Simon McBurney has made a career of taking difficult concepts to the theater stage, and his latest, "The Disappearing Number," is no different, according to a review in the theater section of the New York Times. Beginning with a discussion of the concept of infinity, against which mathematics has made some paradoxicalheadway, the play doesn't dumb down McBurney's chosen metaphor, but uses it instead to make points about the nature of discovery and human relationships, which, like the most works in progress, require a patient flexibility and suppleness in thought and practice, and can end - or begin again - in complete surprise.
'People expect the math to be simplified, but I want to surprise them right from the start,' Mr. McBurney said, speaking by telephone from London. 'When the brain gets lost, it doesn’t stop working. It tries to makes sense of things. It begins to speculate and guess, and that’s when things open up. That’s exciting.'

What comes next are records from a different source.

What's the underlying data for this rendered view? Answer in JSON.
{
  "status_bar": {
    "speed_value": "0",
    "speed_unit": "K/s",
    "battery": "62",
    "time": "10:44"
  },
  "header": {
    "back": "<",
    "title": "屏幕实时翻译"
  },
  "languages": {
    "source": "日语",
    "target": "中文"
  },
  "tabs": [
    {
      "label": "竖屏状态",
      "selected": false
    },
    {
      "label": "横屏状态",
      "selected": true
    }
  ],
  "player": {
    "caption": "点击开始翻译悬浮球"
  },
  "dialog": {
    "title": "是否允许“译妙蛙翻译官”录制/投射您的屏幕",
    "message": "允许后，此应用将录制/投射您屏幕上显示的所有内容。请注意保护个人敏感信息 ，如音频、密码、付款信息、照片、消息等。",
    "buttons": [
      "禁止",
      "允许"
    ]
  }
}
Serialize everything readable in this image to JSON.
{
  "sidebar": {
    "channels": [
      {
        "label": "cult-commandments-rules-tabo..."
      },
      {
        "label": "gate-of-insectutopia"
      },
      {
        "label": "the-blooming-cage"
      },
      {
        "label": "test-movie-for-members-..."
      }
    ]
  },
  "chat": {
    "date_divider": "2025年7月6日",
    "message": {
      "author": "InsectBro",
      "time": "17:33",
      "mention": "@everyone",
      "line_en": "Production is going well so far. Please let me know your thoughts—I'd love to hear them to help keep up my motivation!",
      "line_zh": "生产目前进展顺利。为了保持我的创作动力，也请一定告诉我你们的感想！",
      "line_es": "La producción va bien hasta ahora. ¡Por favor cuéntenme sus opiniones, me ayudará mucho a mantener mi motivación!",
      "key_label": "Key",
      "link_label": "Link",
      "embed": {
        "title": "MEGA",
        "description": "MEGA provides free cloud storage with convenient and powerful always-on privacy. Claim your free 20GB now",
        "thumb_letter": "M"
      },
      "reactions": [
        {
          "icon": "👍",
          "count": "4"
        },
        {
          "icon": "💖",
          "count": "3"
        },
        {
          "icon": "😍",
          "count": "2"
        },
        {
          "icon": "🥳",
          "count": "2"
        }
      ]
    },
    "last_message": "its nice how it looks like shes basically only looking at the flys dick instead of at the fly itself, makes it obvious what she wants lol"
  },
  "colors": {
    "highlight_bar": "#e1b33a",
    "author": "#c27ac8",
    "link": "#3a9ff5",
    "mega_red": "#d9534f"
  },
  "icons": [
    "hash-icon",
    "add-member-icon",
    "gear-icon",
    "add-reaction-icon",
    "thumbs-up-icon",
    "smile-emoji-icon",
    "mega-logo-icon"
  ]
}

Lately, we don't do "lost" very well. As thinking, feeling organisms, we're far less interested in the world as it is than in a world that makes sense. While being adrift can bring anxiety, it can also be an important mechanism for change and creativity when "speculation and guess" are put to productive use. It's that mathematical quality that appeals to me. With so many people retreating to informational ghettos, differences haven't of late become just the benign order-of-things in a world incomprehensibly vast, but a sign for the faithless something has gone terribly wrong. And so the potential for discovery is willingly put aside. This judiciously worded answer from McBurney about a different way offers a useful contrast.
...when asked how the discussion of infinity at the beginning of the show relates to modern-day relationships, [McBurney] paused before slowly building a formulation.
'Infinity is a way to describe the incomprehensible to the human mind,' he said. 'In a way it notates a mystery. That kind of mystery exists in relationships. A lifetime is not enough to know someone else. It provides a brief glimpse.'
The surprise shouldn't be, then, that talented people, like the brilliant mathematicians in McBurney's work, and like Philippe Petite, Sean Carroll, Jon Landau, Sapphire or Daniel Tammet, who will be at the IdeaFestival in 2010, bring abstraction to life through their science or art or entrepreneurial efforts or experimentation, but, having become lost, that anyone would willingly turn the here and now into a comfortable abstraction and go full stop. Infinity is just the beginning.